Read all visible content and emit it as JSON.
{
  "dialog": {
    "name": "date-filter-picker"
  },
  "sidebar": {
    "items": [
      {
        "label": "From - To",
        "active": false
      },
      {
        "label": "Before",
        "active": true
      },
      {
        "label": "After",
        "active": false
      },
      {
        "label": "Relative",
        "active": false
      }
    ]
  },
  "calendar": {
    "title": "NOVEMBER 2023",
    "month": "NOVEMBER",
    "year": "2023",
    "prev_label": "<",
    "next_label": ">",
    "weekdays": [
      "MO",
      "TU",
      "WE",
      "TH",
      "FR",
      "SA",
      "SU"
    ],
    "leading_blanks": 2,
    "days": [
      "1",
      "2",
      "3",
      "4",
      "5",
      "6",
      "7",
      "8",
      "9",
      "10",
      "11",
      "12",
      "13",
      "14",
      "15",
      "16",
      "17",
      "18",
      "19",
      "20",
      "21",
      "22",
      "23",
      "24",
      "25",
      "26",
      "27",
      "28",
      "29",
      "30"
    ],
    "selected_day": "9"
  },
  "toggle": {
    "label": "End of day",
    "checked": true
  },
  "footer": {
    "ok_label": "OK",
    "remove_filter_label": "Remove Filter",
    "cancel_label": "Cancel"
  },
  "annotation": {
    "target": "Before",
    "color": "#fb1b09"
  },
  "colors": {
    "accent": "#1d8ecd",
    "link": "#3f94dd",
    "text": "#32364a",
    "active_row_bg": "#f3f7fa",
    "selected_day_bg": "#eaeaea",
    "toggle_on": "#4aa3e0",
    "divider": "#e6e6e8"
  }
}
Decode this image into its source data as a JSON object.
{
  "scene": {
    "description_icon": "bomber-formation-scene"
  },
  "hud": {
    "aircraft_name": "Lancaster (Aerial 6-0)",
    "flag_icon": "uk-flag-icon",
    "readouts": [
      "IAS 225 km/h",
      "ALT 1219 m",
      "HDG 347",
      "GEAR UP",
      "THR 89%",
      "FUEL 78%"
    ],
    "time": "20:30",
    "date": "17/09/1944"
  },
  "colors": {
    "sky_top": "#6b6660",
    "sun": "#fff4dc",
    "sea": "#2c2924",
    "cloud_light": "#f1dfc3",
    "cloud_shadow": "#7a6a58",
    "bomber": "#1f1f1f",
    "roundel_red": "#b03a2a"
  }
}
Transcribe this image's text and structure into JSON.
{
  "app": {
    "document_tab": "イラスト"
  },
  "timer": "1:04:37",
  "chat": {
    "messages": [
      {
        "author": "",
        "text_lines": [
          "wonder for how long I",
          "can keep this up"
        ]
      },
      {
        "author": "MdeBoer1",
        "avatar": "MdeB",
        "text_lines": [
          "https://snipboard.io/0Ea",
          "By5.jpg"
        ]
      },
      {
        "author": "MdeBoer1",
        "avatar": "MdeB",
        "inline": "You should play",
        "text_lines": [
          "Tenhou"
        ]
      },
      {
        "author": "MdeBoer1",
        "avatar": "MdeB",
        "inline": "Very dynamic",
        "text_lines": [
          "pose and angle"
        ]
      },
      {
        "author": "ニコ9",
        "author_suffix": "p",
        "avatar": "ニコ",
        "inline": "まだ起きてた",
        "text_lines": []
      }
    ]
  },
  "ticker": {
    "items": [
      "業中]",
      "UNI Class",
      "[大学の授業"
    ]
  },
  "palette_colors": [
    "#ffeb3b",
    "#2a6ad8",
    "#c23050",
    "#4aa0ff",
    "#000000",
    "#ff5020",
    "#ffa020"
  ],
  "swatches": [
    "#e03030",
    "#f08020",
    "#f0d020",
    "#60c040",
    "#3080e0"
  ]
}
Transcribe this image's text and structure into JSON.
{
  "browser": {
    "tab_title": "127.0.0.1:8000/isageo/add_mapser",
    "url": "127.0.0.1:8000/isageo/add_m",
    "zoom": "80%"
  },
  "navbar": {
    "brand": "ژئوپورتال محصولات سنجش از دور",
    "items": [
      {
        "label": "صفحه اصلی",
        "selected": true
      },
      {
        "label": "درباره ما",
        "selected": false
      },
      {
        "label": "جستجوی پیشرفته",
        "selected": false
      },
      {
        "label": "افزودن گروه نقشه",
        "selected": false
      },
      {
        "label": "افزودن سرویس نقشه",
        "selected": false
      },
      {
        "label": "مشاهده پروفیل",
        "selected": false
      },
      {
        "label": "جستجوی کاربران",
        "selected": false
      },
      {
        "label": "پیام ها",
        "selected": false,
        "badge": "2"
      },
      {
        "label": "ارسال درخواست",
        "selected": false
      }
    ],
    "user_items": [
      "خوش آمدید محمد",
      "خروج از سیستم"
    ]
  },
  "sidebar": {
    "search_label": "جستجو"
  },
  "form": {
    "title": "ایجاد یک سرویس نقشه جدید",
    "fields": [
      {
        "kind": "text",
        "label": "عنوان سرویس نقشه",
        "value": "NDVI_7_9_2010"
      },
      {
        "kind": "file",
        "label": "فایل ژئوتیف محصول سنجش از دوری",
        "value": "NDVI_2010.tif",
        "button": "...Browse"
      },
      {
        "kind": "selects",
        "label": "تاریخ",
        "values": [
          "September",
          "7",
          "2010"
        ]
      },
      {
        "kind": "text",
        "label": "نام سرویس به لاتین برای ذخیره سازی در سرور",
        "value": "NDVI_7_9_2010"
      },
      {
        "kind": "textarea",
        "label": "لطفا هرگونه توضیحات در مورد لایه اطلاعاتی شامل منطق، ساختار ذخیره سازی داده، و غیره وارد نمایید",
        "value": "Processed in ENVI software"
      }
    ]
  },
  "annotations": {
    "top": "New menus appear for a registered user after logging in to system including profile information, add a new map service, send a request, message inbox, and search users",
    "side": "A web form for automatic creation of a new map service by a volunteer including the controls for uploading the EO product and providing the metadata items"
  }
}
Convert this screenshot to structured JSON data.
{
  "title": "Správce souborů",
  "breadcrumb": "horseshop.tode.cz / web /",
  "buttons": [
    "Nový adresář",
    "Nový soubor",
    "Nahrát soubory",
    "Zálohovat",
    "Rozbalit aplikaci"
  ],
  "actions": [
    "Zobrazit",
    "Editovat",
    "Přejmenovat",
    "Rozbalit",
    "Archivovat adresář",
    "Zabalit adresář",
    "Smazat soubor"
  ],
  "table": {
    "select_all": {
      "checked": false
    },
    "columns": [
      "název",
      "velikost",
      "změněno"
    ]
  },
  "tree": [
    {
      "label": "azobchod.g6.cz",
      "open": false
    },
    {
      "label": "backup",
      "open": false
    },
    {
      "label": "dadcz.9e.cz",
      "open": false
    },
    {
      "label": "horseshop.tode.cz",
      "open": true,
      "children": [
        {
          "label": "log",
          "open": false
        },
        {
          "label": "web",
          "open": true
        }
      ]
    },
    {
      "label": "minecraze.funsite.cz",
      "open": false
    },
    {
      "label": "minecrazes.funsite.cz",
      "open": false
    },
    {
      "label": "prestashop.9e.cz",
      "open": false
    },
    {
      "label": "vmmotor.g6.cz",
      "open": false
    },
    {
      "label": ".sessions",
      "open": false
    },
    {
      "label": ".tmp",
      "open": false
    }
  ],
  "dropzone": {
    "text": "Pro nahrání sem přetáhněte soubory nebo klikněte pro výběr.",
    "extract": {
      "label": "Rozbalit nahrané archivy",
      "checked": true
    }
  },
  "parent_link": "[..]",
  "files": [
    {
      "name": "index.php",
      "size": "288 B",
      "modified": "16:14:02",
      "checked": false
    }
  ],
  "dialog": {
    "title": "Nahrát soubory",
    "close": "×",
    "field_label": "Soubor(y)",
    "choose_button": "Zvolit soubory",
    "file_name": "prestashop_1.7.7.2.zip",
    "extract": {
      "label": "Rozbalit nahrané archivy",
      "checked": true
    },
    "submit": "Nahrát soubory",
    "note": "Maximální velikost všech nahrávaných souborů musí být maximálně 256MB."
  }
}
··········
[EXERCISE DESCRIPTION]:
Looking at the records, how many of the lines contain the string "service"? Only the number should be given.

[WRITTEN REPLY]:
2